Starters can be and should be found at every pick we have in this top seventy. There is no excuse not to be able to get them.

This rebuild is going to take more than a year, but I feel a strong defensive effort can be undertaken immediately. It by far needs the most help. Foundations for the future.

schaaf
01-17-2011, 04:40 PM
Good post Requiem, I would rank our top needs if we go 4-3
1. Defensive Tackle
2. MLB
3. Safety, Either FS or SS
4. Defensive End

schaaf
01-17-2011, 04:41 PM
I love Joe Mays as well as everyone else, but I really do not see him being a quality starter at Middle LineBacker

broncogary
01-17-2011, 04:45 PM
Without reading the whole article, there are two parts I just don't understand:

1. Why is the record for # of underclassmen declaring going to be broken this year and not last, when last year was the last time they could in theory really cash in under the old rules? They had every reason in the world to come out last year and not a single reason to come out this year.

2. It says: "If a wage scale is in place, it's going to become more like the NBA with slotted deals, and there will not be the same looming threat of holdouts that the league has always had," one league executive told PFW.

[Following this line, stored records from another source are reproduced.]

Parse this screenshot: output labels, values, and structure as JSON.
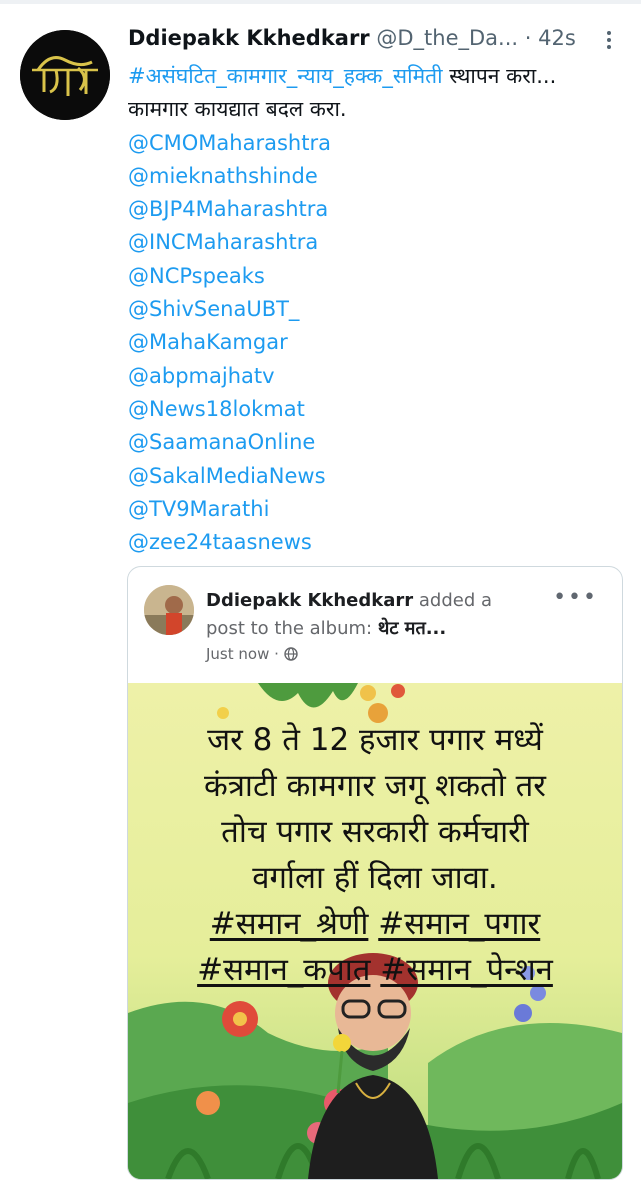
{
  "tweet": {
    "author_name": "Ddiepakk Kkhedkarr",
    "handle": "@D_the_Da...",
    "separator": "·",
    "time": "42s",
    "hashtag": "#असंघटित_कामगार_न्याय_हक्क_समिती",
    "line1_rest": " स्थापन करा...",
    "line2": "कामगार कायद्यात बदल करा.",
    "mentions": [
      "@CMOMaharashtra",
      "@mieknathshinde",
      "@BJP4Maharashtra",
      "@INCMaharashtra",
      "@NCPspeaks",
      "@ShivSenaUBT_",
      "@MahaKamgar",
      "@abpmajhatv",
      "@News18lokmat",
      "@SaamanaOnline",
      "@SakalMediaNews",
      "@TV9Marathi",
      "@zee24taasnews"
    ]
  },
  "card": {
    "author_name": "Ddiepakk Kkhedkarr",
    "action": " added a post to the album: ",
    "album": "थेट मत...",
    "time": "Just now",
    "time_sep": " · ",
    "more": "•••",
    "image_text": {
      "line1": "जर 8 ते 12 हजार पगार मध्यें",
      "line2": "कंत्राटी कामगार जगू शकतो तर",
      "line3": "तोच पगार सरकारी कर्मचारी",
      "line4": "वर्गाला हीं दिला जावा.",
      "tag1": "#समान_श्रेणी",
      "tag2": "#समान_पगार",
      "tag3": "#समान_कपात",
      "tag4": "#समान_पेन्शन"
    }
  },
  "colors": {
    "link": "#1d9bf0",
    "secondary_text": "#536471",
    "image_bg_top": "#eef1a8",
    "image_bg_bottom": "#cfe48a"
  },
  "icons": [
    "more-vertical-icon",
    "globe-icon",
    "more-horizontal-icon"
  ]
}
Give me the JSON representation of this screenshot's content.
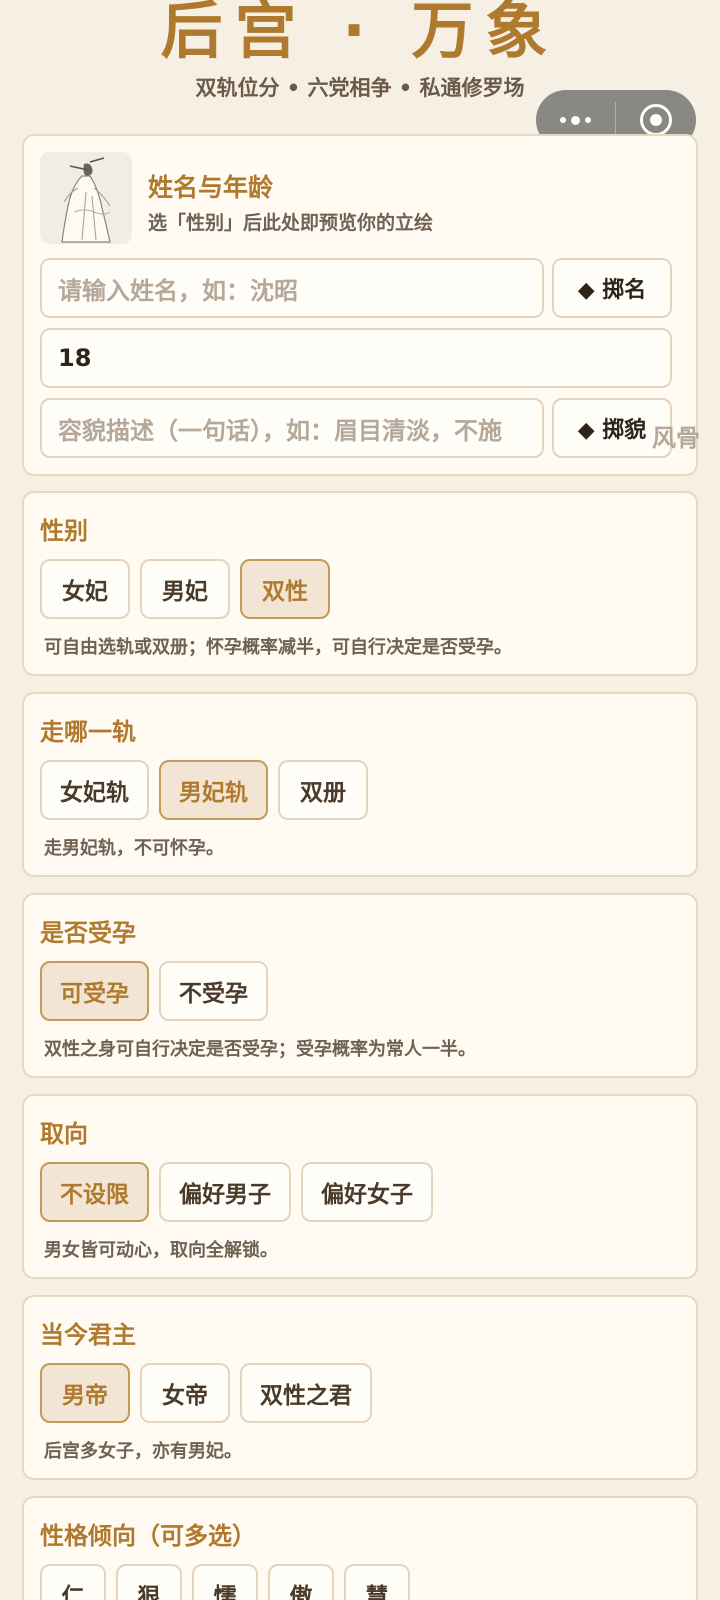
{
  "app": {
    "title": "后宫 · 万象",
    "subtitle": "双轨位分 • 六党相争 • 私通修罗场"
  },
  "profile": {
    "title": "姓名与年龄",
    "hint": "选「性别」后此处即预览你的立绘",
    "name_placeholder": "请输入姓名，如：沈昭",
    "name_dice": "◆ 掷名",
    "age_value": "18",
    "looks_placeholder": "容貌描述（一句话），如：眉目清淡，不施",
    "looks_overflow": "风骨",
    "looks_dice": "◆ 掷貌"
  },
  "gender": {
    "title": "性别",
    "options": [
      "女妃",
      "男妃",
      "双性"
    ],
    "selected": "双性",
    "note": "可自由选轨或双册；怀孕概率减半，可自行决定是否受孕。"
  },
  "track": {
    "title": "走哪一轨",
    "options": [
      "女妃轨",
      "男妃轨",
      "双册"
    ],
    "selected": "男妃轨",
    "note": "走男妃轨，不可怀孕。"
  },
  "pregnancy": {
    "title": "是否受孕",
    "options": [
      "可受孕",
      "不受孕"
    ],
    "selected": "可受孕",
    "note": "双性之身可自行决定是否受孕；受孕概率为常人一半。"
  },
  "orientation": {
    "title": "取向",
    "options": [
      "不设限",
      "偏好男子",
      "偏好女子"
    ],
    "selected": "不设限",
    "note": "男女皆可动心，取向全解锁。"
  },
  "ruler": {
    "title": "当今君主",
    "options": [
      "男帝",
      "女帝",
      "双性之君"
    ],
    "selected": "男帝",
    "note": "后宫多女子，亦有男妃。"
  },
  "personality": {
    "title": "性格倾向（可多选）",
    "options": [
      "仁",
      "狠",
      "懦",
      "傲",
      "慧"
    ]
  },
  "colors": {
    "accent": "#b07a2e",
    "background": "#f6efe4",
    "card": "#fffbf3",
    "selected_bg": "#f2e5d3"
  }
}
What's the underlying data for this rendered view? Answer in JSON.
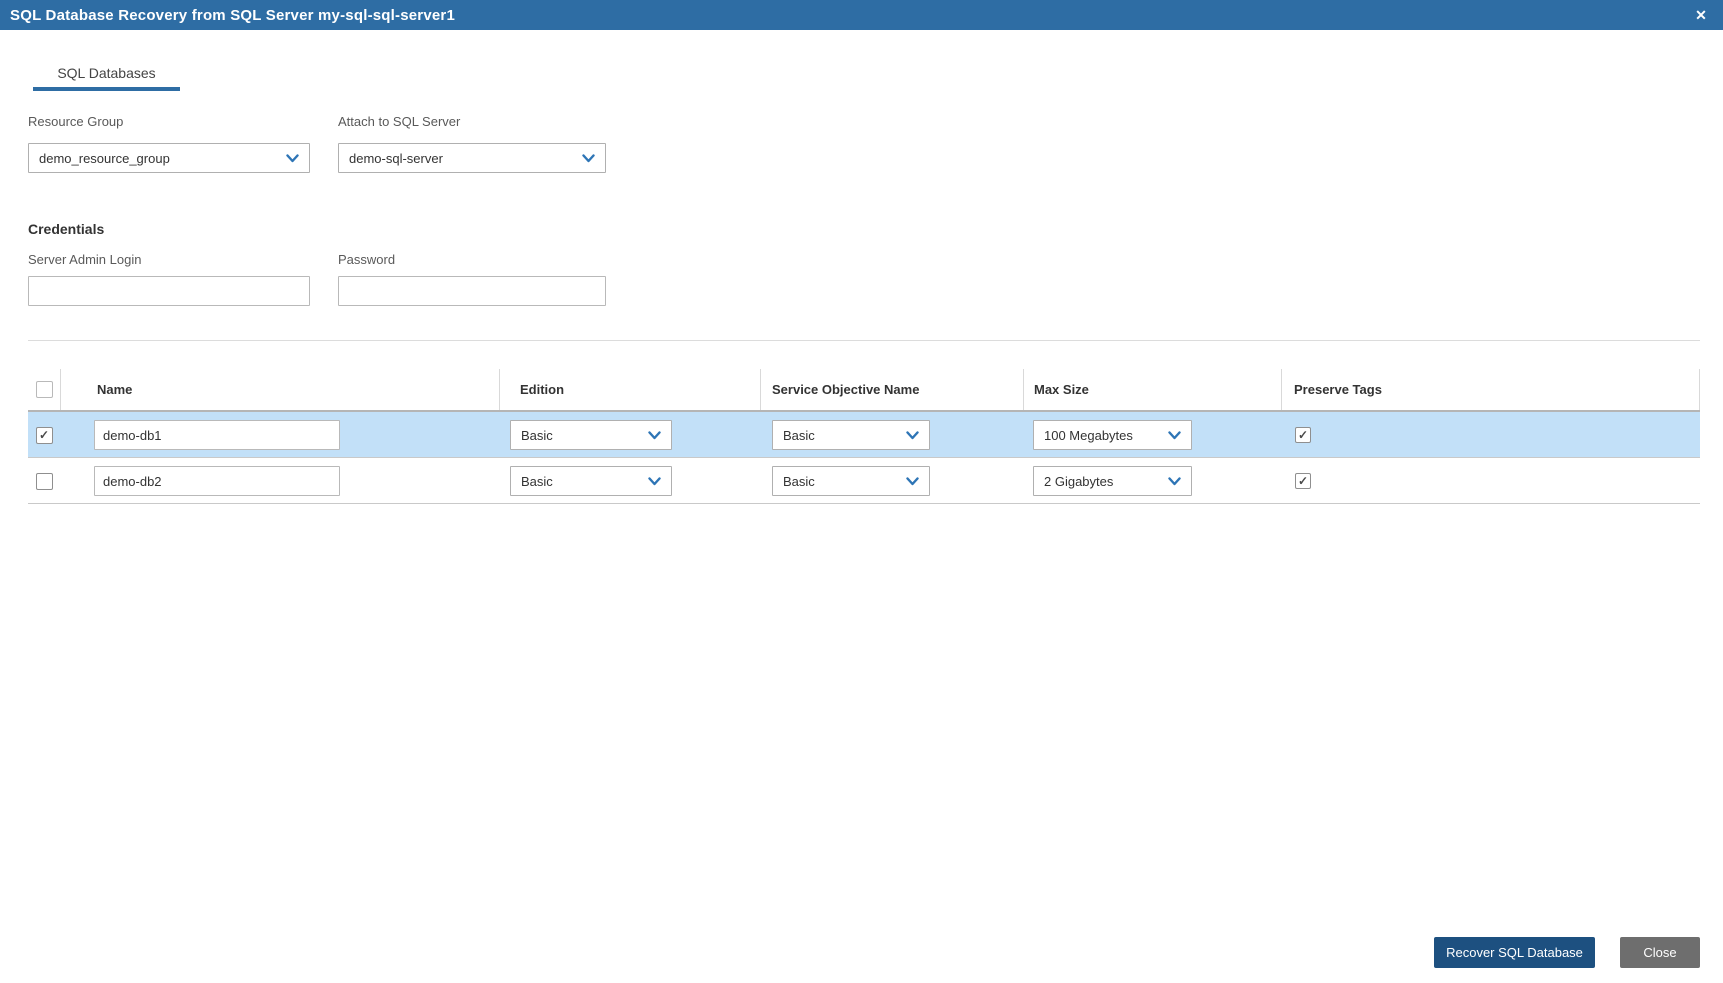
{
  "title_bar": {
    "title": "SQL Database Recovery from SQL Server my-sql-sql-server1"
  },
  "icons": {
    "close": "✕"
  },
  "tabs": [
    {
      "label": "SQL Databases",
      "active": true
    }
  ],
  "form": {
    "resource_group": {
      "label": "Resource Group",
      "value": "demo_resource_group"
    },
    "attach_to_sql_server": {
      "label": "Attach to SQL Server",
      "value": "demo-sql-server"
    },
    "credentials": {
      "heading": "Credentials",
      "server_admin_login": {
        "label": "Server Admin Login",
        "value": ""
      },
      "password": {
        "label": "Password",
        "value": ""
      }
    }
  },
  "table": {
    "columns": [
      "Name",
      "Edition",
      "Service Objective Name",
      "Max Size",
      "Preserve Tags"
    ],
    "select_all_checked": false,
    "rows": [
      {
        "selected": true,
        "highlighted": true,
        "name": "demo-db1",
        "edition": "Basic",
        "service_objective_name": "Basic",
        "max_size": "100 Megabytes",
        "preserve_tags": true
      },
      {
        "selected": false,
        "highlighted": false,
        "name": "demo-db2",
        "edition": "Basic",
        "service_objective_name": "Basic",
        "max_size": "2 Gigabytes",
        "preserve_tags": true
      }
    ]
  },
  "footer": {
    "recover_label": "Recover SQL Database",
    "close_label": "Close"
  },
  "colors": {
    "title_bar": "#2e6da4",
    "accent": "#2e6da4",
    "row_highlight": "#c2e0f8",
    "primary_button": "#1d5080",
    "secondary_button": "#6e6e6e",
    "chevron": "#2e75b6"
  }
}
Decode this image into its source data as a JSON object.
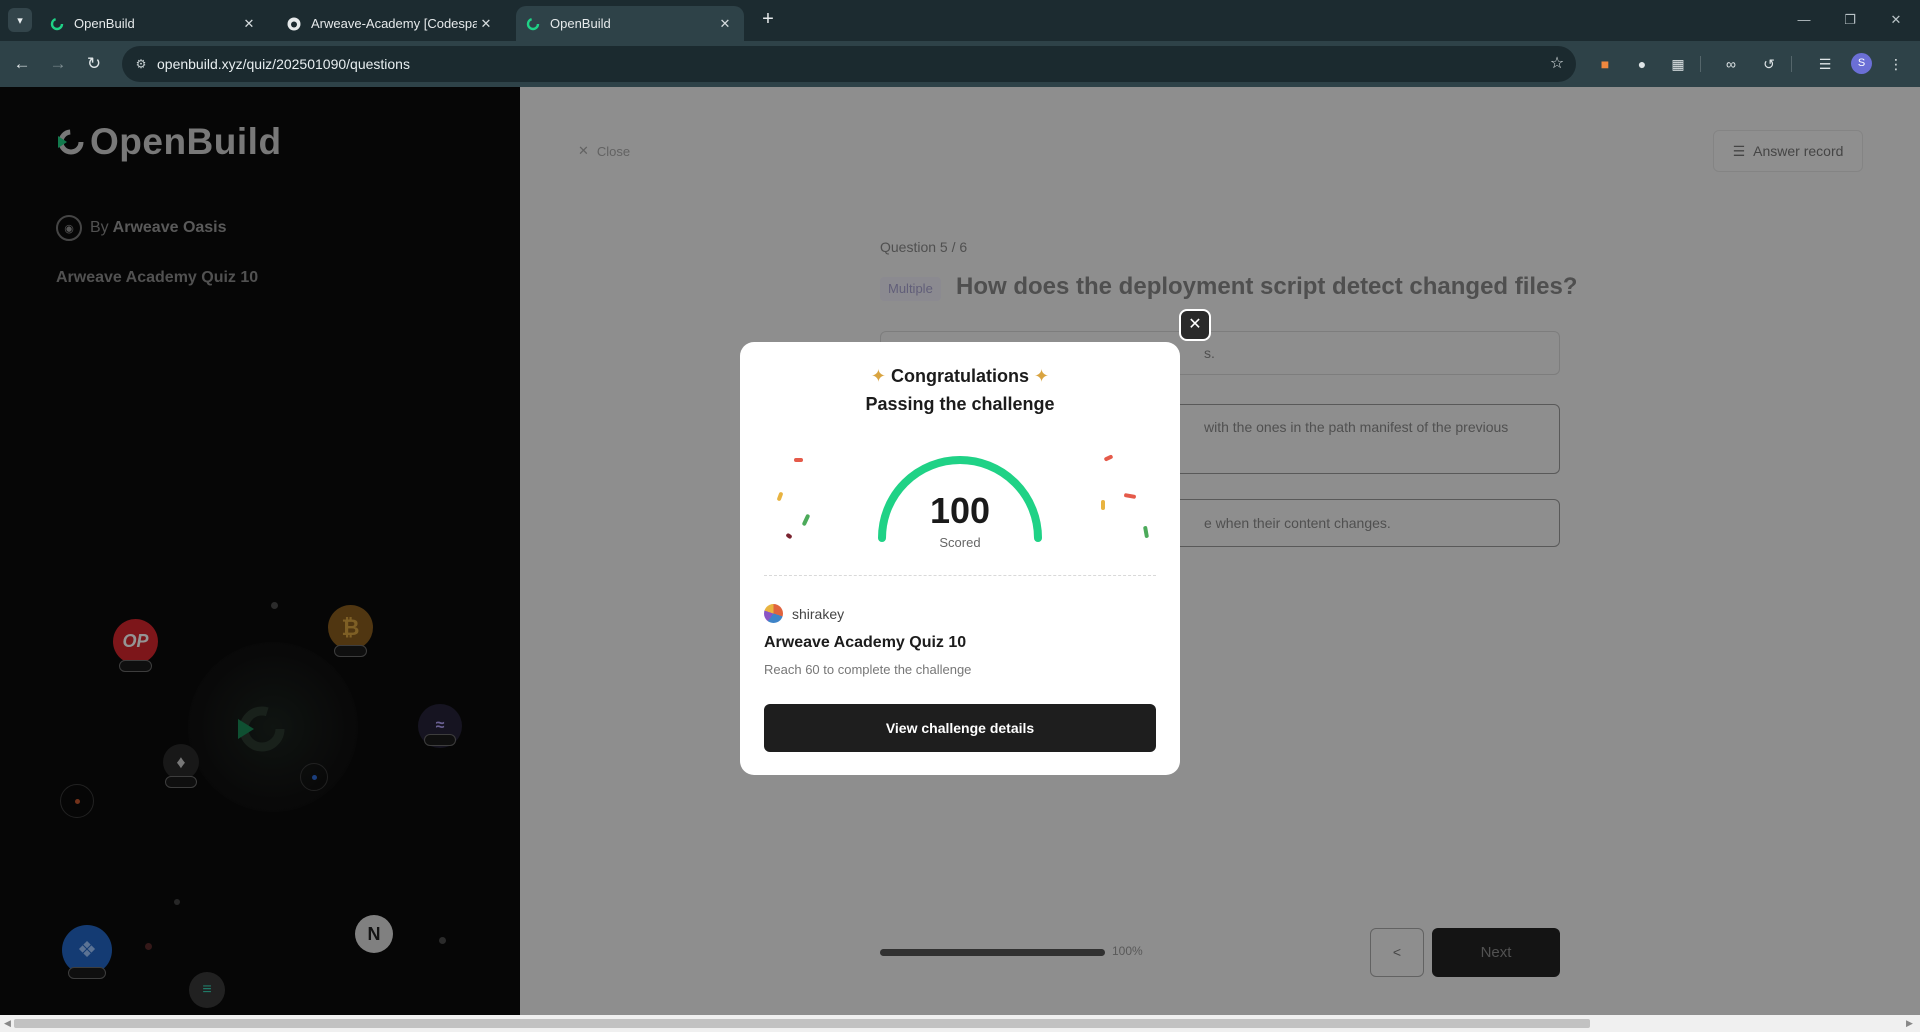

But there always has been a rookie wage scale in place. Aside from the slotted numbers in theory going down instead of going up, this will be nothing new.

I can think of two reasons they may declare in heavy numbers:

1. The rookie wage scale may not go into effect this year.

2. The quicker you start a wage scale contract, the quicker you become a free agent.

serious hops
01-17-2011, 04:58 PM
Off topic question; does our staff get to coach the at Senior Bowl this year?

meangene
01-17-2011, 05:14 PM
Off topic question; does our staff get to coach the at Senior Bowl this year?

No, but Bowlen is paying for the entire coaching and scouting staffs to be there.

Cito Pelon
01-17-2011, 05:23 PM
I think there are several options that allow this years crop to be signed without a wage scale.

I don't think it is a given that a new CBA will be hammered out right away, it could very well happen that the sides decide to carry on with some sort of temporary agreement that allows the league continue doing its thing at least until the preseason by which time a CBA could be negotiated. That would allow teams to sign rookies without a scale.

It is also possible that the NFLPA decertify, in that case all players not under contract are free agents and the rookies could sign without a cap.

If everything comes to a stand still for a while before a new CBA is negotiated it is possible the new CBA will enact an abbreviated offseason under current rules to get free agents signed and rookies dealt with before the new rules kick in, just to avoid chaos.

Well, they better agree to something that allows a season. It will certainly piss me off if they can't agree to something by March 15th.

We've all seen negotiations go bad because some personalities on one side or the other get too full of themselves and think they're the baddest ass person in the world and can't compromise, get locked into a position and are not willing to compromise.

The nature of progress is compromise, and these mutts better find it.

broncogary
01-17-2011, 05:24 PM
No, but Bowlen is paying for the entire coaching and scouting staffs to be there.

Yes, that was the deal. He'd pay for the Senior Bowl, but they have to buy their own Street & Smith's.

meangene
01-17-2011, 05:41 PM
Yes, that was the deal. He'd pay for the Senior Bowl, but they have to buy their own Street & Smith's.

Xanders copy is covered.

bendog
01-17-2011, 05:42 PM
Yes, that was the deal. He'd pay for the Senior Bowl, but they have to buy their own Street & Smith's.

After this year, bowlen should pay for the players to attend too

serious hops
01-17-2011, 05:56 PM
No, but Bowlen is paying for the entire coaching and scouting staffs to be there.

That works.